So back I go to rewrites and revisions.  That means I won’t really update anything else online right now.  Other than playing on Twitter–where I can drop in and out of chats when I have the time–I’ve gone a tad quiet.

What’s also quite wonderful is I have in hand a novel written by one of my Viable Paradise classmates.  That means I have the perfect bridge between my own writing sprints!  Nothing spurs me on to write more, and strive to write better, than to read awesome stories by others.

Reviewing Reviews

After hanging around writers in various states of publish for the last twenty-plus years, you’d think I’d have internalized the “Don’t read your reviews!” advice.

After hanging around me for not too long, you’d see I can be quietly and subversively hardheaded about certain pieces of advice.

I do indeed read my reviews (a simple process these days, since I don’t get that many).  And I consider what they mean, individually and collectively, about how I’ve connected with readers.

That phrase—connected with readers—is the foundation of my review-reading mindset.  It isn’t about judging “quality;” it is about understanding if what I produced matched the readers’ expectations.

Continue reading Reviewing Reviews

Once More, With…

… with feeling.  Or different feelings.  Or deeper knowledge, or better strategy, or greater confidence.  Or hubris blind to incompetence.  We shall see.

I am inflicting more revisions on Sand of Bone.  Once upon a time, repeated revision rounds felt akin to shaving away words and layers in an attempt to make my novel-peg fit into a proper slot.  But the freedom of how I’ve chosen to present my stories, along with the reading and consideration of reviews given to Sword and Chant, have given me both a positive push and clearer understanding of my goals.  It’s made these last two rounds of revisions exciting and enlivening.

There are a couple big changes, both involving worldbuilding.*  One is the transformation of Exile into Salt.  The same behavior will get you sent to that gods-hated place, but the change of name and purpose fixes plot holes, and allows for all sorts of little one-lines from characters such as the unofficial and sarcastic “motto” of Salt cures.

It also allowed me to burn far too many hours checking out salt flats, and that was much fun.  Quirky and random research topics are one of the reasons I love the work I do.

Also changed is the mortality of the ruling Velshaan.  They’ve always been descendants of the creation gods, and they’ve always aged, been vulnerable to harm, and decidedly mortal.  But now they can die only when one of their own bloodkin kills them.

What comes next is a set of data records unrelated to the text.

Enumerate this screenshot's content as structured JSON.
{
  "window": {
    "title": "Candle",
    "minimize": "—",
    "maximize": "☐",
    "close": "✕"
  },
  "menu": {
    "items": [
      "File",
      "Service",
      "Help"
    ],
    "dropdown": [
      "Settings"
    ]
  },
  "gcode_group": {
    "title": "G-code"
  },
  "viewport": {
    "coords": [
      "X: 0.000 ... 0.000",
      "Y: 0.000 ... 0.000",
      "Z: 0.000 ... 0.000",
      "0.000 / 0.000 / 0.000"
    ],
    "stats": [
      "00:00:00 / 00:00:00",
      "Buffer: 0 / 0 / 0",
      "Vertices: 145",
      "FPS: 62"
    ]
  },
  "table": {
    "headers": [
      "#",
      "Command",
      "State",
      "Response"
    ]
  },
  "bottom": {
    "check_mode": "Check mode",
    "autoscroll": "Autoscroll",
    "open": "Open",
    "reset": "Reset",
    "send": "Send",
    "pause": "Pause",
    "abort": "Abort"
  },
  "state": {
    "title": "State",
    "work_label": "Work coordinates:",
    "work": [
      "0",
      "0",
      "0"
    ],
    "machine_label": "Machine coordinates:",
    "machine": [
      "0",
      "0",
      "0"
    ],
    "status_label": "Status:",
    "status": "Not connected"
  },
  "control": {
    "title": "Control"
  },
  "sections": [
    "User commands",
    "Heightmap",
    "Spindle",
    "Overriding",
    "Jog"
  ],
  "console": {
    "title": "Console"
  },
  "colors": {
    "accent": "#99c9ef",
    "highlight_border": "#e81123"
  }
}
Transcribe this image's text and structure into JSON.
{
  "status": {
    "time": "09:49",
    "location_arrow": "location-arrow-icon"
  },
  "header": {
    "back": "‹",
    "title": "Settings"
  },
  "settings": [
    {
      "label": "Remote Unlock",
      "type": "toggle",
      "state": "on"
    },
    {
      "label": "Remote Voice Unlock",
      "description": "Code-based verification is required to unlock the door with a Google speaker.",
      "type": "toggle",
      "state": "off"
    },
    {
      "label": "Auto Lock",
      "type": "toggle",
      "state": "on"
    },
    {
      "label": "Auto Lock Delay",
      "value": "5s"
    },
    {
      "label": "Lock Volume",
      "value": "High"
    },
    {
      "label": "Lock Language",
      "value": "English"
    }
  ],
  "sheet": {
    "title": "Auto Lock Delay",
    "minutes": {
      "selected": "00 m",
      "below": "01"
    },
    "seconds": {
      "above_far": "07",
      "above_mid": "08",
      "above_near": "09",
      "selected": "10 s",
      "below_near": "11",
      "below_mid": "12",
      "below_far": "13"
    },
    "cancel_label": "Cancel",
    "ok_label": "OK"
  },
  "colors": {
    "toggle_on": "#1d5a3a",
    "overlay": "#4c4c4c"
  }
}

Think through the consequences of that one, and you can see why I’m excited by the change.  Yes, your own kin will be the cause of your death, but what about times when withholding that death would be worse than causing it?  What rituals would be created to be a psychological buffer?  How would it feel to grow up knowing no one but your family can kill you, and that you must one day kill a parent or grandparent?  What happens when the bloodkin have a really, really big feud?

As you can imagine, those two changes alone create massive ripple effects.  The revisions are line-by-line, word-by-word, with an eye to ensuring every choice, plot point, and character attitude is compatible with the changes.

But the bottom line is I’m so much happier with what the final novel is becoming.  I’m newly excited rather than frustrated.  I’m loving it all over again.

As an added bonus, the changes fit well with a tidbit of advice picked up from Brad Beaulieu’s GenCon seminar this weekend: Plant fear of the solution in the character.

(And if you haven’t read Brad’s work before, I highly recommend it.  Epic fantasy, flying ships, Russian flavor, truly awesome and complicated characters.)

Today, I made it through the first four chapters of changes.  As long as life doesn’t deal me yet another sledgehammer to the gut, I just might get these revisions done by the end of September.  It’s only, y’know, nine months behind schedule.

*For reasons why I’ll blithely alter my worldbuilding, see On Worldbuilding, Changes, and Plot.